I recognise that these are the views of the character and not the author, but they make uncomfortable reading!
I did like the comparisons the author drew with films like American Psycho and The Bad Seed, which fits in neatly with the overarching theme of the two novellas – the reality of mental illness vs our perception of it (first-hand or via pop-culture). Also I thought it clever that the climax of this story brought us back to the difficulty in trusting our perceptions of reality when viewed through a flawed lens.
Overall these were two quite challenging novellas. The idea behind each is a fascinating one, but I felt that the execution did not quite come off as well as it could have, mainly due to the inherent difficulties of these particular narrative voices.
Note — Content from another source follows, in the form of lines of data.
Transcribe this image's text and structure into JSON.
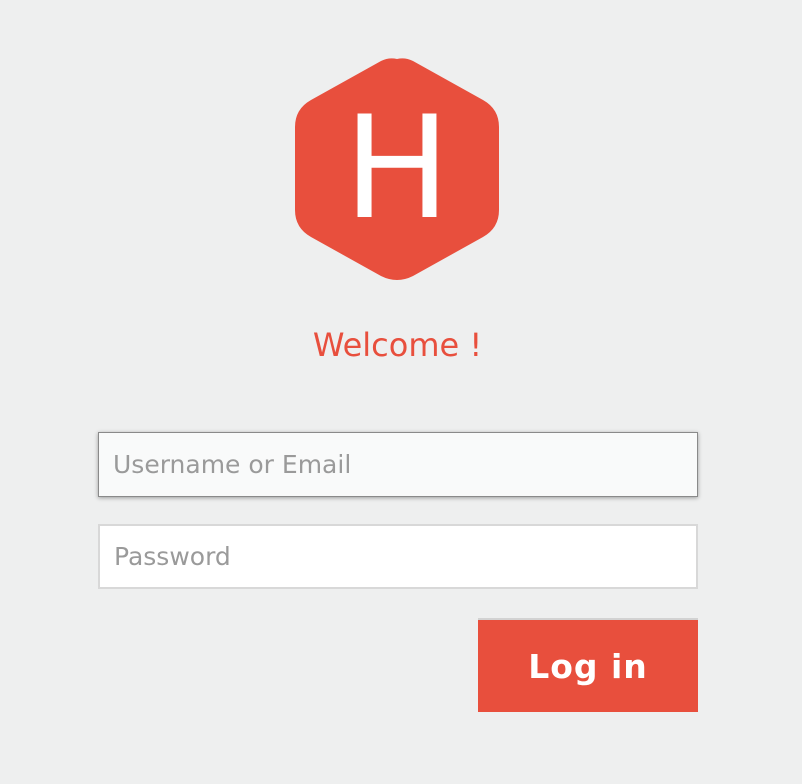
{
  "logo": {
    "letter": "H",
    "color": "#e84f3d"
  },
  "welcome_text": "Welcome !",
  "form": {
    "username_placeholder": "Username or Email",
    "username_value": "",
    "password_placeholder": "Password",
    "password_value": "",
    "login_label": "Log in"
  },
  "colors": {
    "accent": "#e84f3d",
    "background": "#eeefef"
  }
}
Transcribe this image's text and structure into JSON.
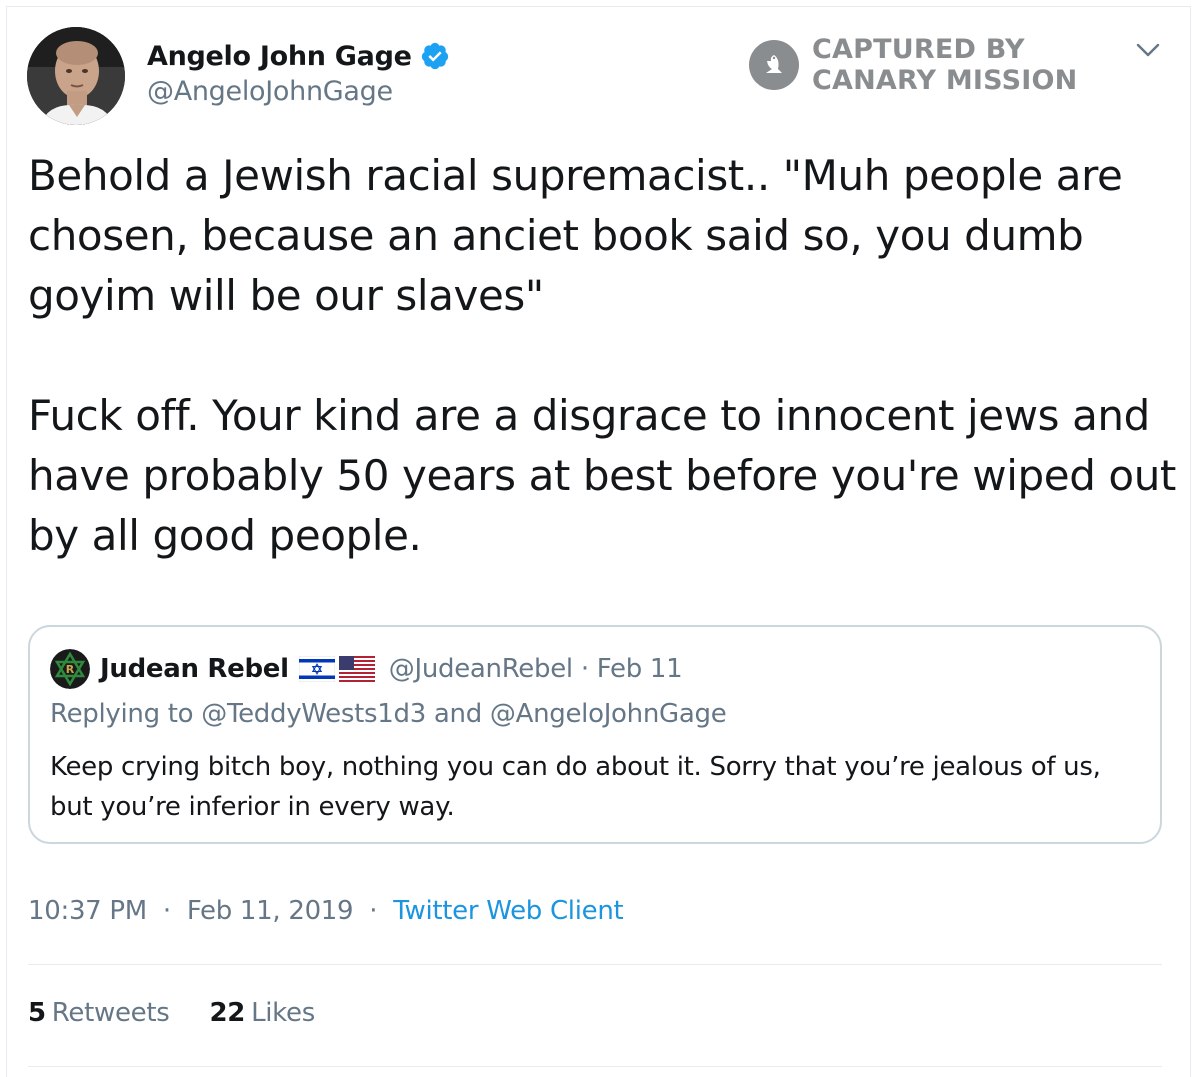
{
  "tweet": {
    "author": {
      "name": "Angelo John Gage",
      "handle": "@AngeloJohnGage",
      "verified": true
    },
    "paragraphs": [
      "Behold a Jewish racial supremacist.. \"Muh people are chosen, because an anciet book said so, you dumb goyim will be our slaves\"",
      "Fuck off. Your kind are a disgrace to innocent jews and have probably 50 years at best before you're wiped out by all good people."
    ],
    "quoted": {
      "name": "Judean Rebel",
      "flags": [
        "israel-flag-icon",
        "us-flag-icon"
      ],
      "handle": "@JudeanRebel",
      "separator": "·",
      "date": "Feb 11",
      "replying_to": "Replying to @TeddyWests1d3 and @AngeloJohnGage",
      "text": "Keep crying bitch boy, nothing you can do about it. Sorry that you’re jealous of us, but you’re inferior in every way."
    },
    "meta": {
      "time": "10:37 PM",
      "date": "Feb 11, 2019",
      "separator": "·",
      "client": "Twitter Web Client"
    },
    "stats": {
      "retweets_count": "5",
      "retweets_label": "Retweets",
      "likes_count": "22",
      "likes_label": "Likes"
    }
  },
  "watermark": {
    "line1": "CAPTURED BY",
    "line2": "CANARY MISSION"
  },
  "colors": {
    "text": "#14171a",
    "secondary": "#657786",
    "link": "#1b95e0",
    "verified": "#1da1f2",
    "border": "#ccd6dd",
    "divider": "#e6ecf0",
    "watermark": "#8a8d90"
  }
}
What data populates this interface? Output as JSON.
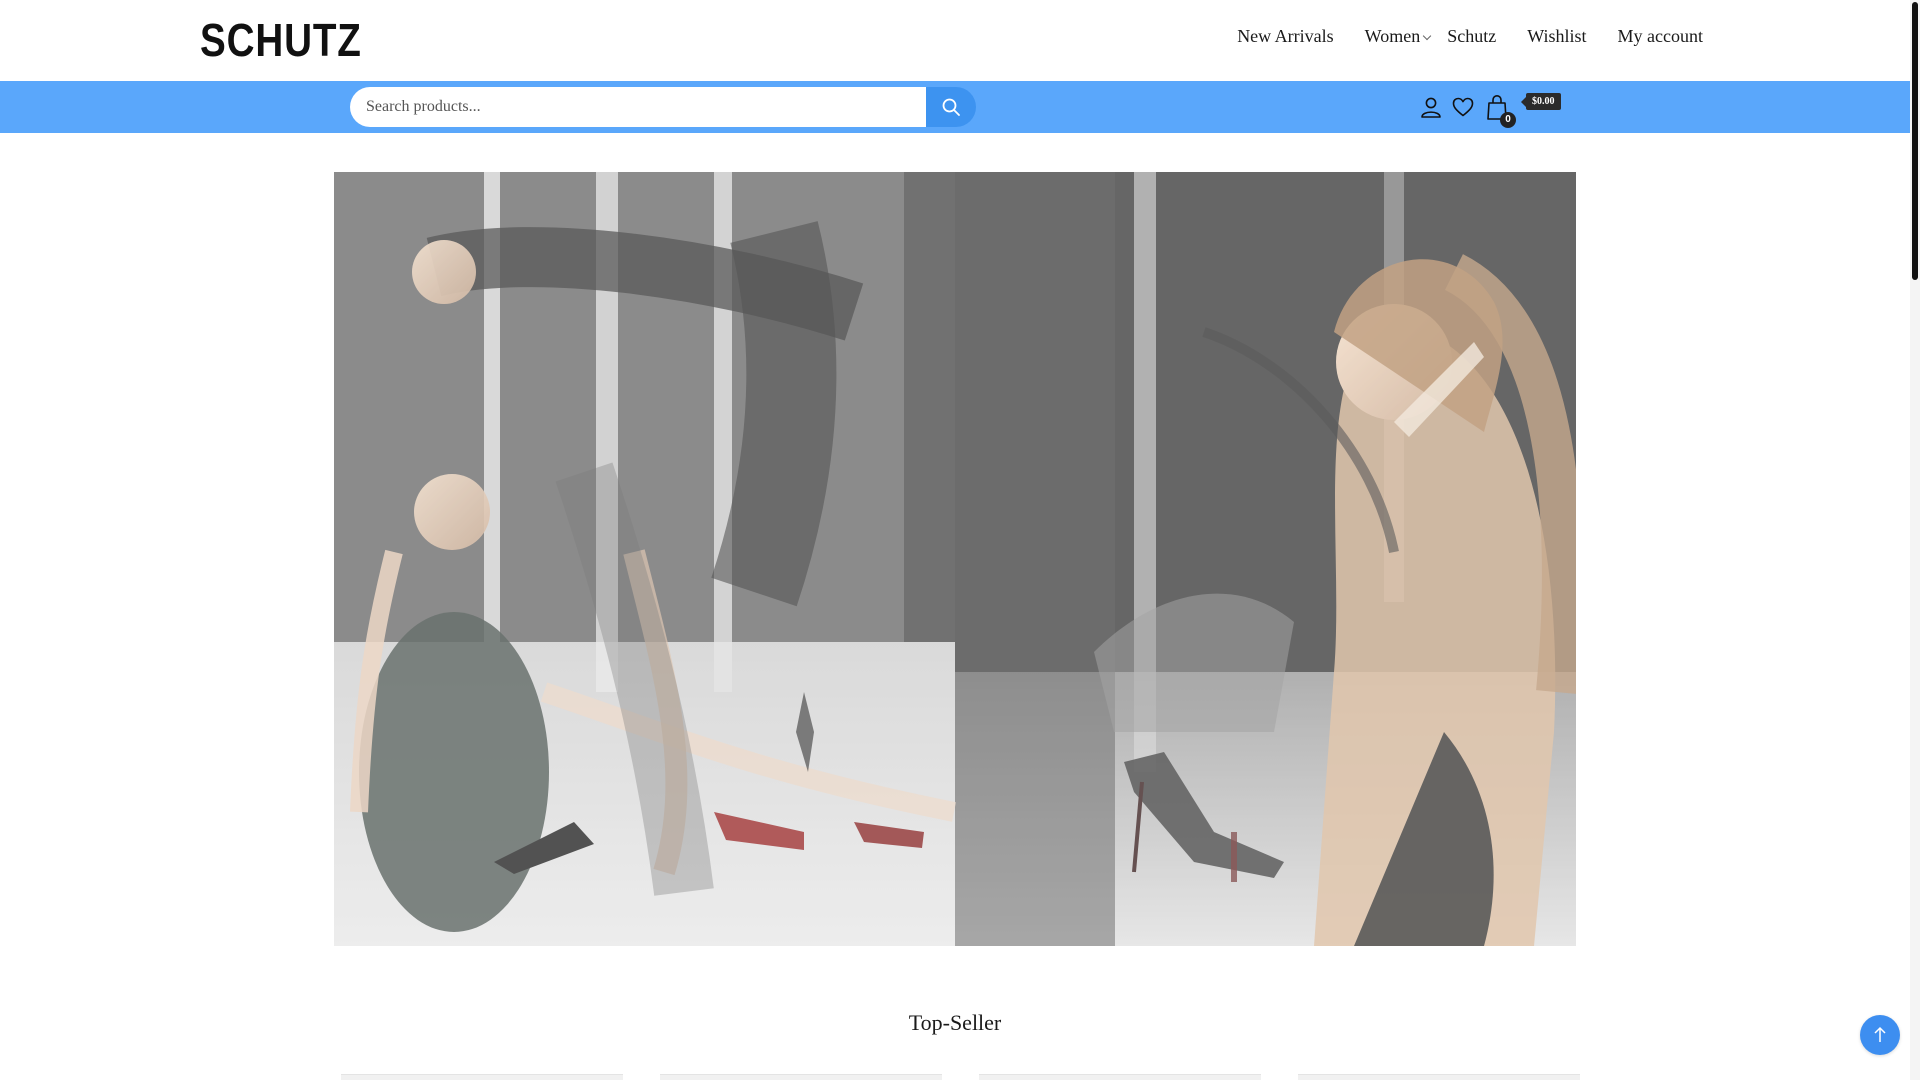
{
  "brand": {
    "logo_text": "SCHUTZ"
  },
  "nav": {
    "items": [
      {
        "label": "New Arrivals",
        "has_dropdown": false
      },
      {
        "label": "Women",
        "has_dropdown": true
      },
      {
        "label": "Schutz",
        "has_dropdown": false
      },
      {
        "label": "Wishlist",
        "has_dropdown": false
      },
      {
        "label": "My account",
        "has_dropdown": false
      }
    ]
  },
  "search": {
    "placeholder": "Search products...",
    "value": ""
  },
  "header_icons": {
    "account": "user-icon",
    "wishlist": "heart-icon",
    "cart": "shopping-bag-icon"
  },
  "cart": {
    "count": "0",
    "total": "$0.00"
  },
  "hero": {
    "alt": ""
  },
  "sections": {
    "top_seller_title": "Top-Seller"
  },
  "colors": {
    "search_band": "#5aa7fb",
    "search_button": "#3d93f0",
    "back_to_top": "#3d8ef0"
  }
}
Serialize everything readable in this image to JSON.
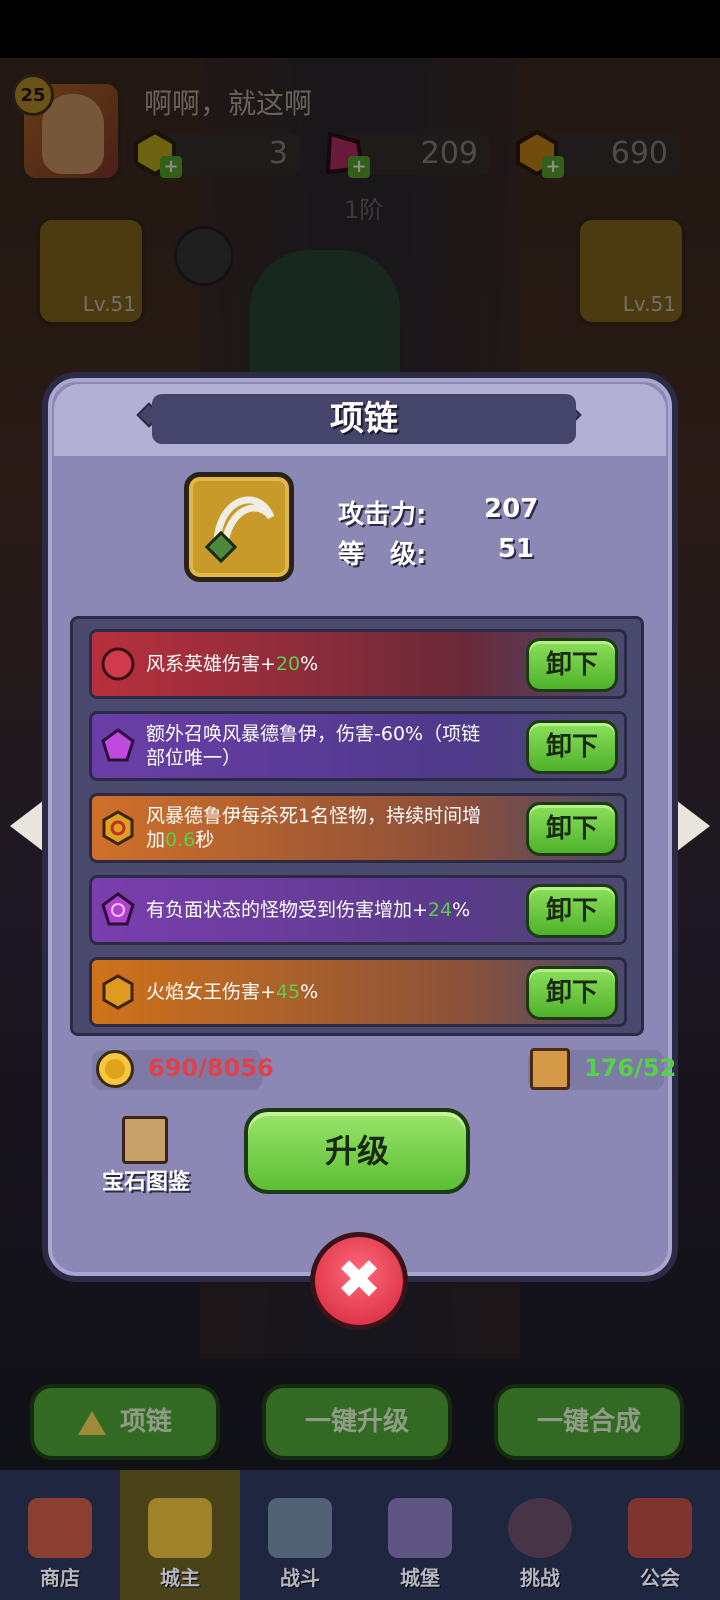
{
  "player": {
    "name": "啊啊，就这啊",
    "level": "25"
  },
  "resources": {
    "gem_a": "3",
    "gem_b": "209",
    "gold": "690"
  },
  "tier": "1阶",
  "slots": {
    "left_level": "Lv.51",
    "right_level": "Lv.51"
  },
  "modal": {
    "title": "项链",
    "stats": {
      "attack_label": "攻击力:",
      "attack_value": "207",
      "level_label": "等　级:",
      "level_value": "51"
    },
    "gems": [
      {
        "pre": "风系英雄伤害+",
        "num": "20",
        "post": "%",
        "color": "#a8303a",
        "button": "卸下",
        "icon": "red-gem-icon"
      },
      {
        "pre": "额外召唤风暴德鲁伊，伤害-60%（项链部位唯一）",
        "num": "",
        "post": "",
        "color": "#6a3ea8",
        "button": "卸下",
        "icon": "purple-pentagon-gem-icon"
      },
      {
        "pre": "风暴德鲁伊每杀死1名怪物，持续时间增加",
        "num": "0.6",
        "post": "秒",
        "color": "#c86a2a",
        "button": "卸下",
        "icon": "orange-hexagon-gem-icon"
      },
      {
        "pre": "有负面状态的怪物受到伤害增加+",
        "num": "24",
        "post": "%",
        "color": "#7a3eae",
        "button": "卸下",
        "icon": "purple-spiral-gem-icon"
      },
      {
        "pre": "火焰女王伤害+",
        "num": "45",
        "post": "%",
        "color": "#c8701a",
        "button": "卸下",
        "icon": "orange-hexagon-gem-icon"
      }
    ],
    "cost_gold": "690/8056",
    "cost_scroll": "176/52",
    "book_label": "宝石图鉴",
    "upgrade_label": "升级",
    "close_symbol": "✖"
  },
  "bottom_buttons": {
    "equip": "项链",
    "upgrade_all": "一键升级",
    "merge_all": "一键合成"
  },
  "tabs": [
    "商店",
    "城主",
    "战斗",
    "城堡",
    "挑战",
    "公会"
  ],
  "colors": {
    "accent_green": "#57d04a",
    "cost_red": "#e0404a",
    "panel": "#8b88b6"
  }
}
It is also difficult to identify the readership for this book, as the teen protagonists, school settings and ‘growth journey’ storylines all suggest teen/YA (and that is how Amazon has categorised the book) however the casual sex, explicit rape and violence and frequent expletives tip the balance into a more adult audience, in my opinion.
There are few books that take the brave step of expressing mental illness directly from character to reader in the way that Zarina Macha does here. If you are interested in a different perspective on the issues mentioned then these stories certainly provide it!
Then Mum asks the question she’s been dying to ask.
‘So how’s Ed? I haven’t seen him in a while.’
I stop eating. Freeze. My spoon hovers in mid-air. Stare straight ahead at nothing. Once again, they glance at each other. Dad stretches out a hand, waving it in front of my face. I see Mum try to stop him. Too late. She knows he shouldn’t have done that. Slowly I turn to face him. ‘Your mother was just asking a simple question.’
Get up. Hands fly in the air. Table knocks over. Crash. Cereal falls everywhere. Parents skid back on their chairs. Dad rescues his newspaper. I stand; blue eyes cold and expressionless, staring at the upturned table. My parents are silent. Without blinking, I leave the room. Don’t want to be late for school.
– ‘Every Last Thought’ in Every Last Psycho, Zarina Macha
Every Last Psycho releases on Amazon on 13th July and you can preorder it here!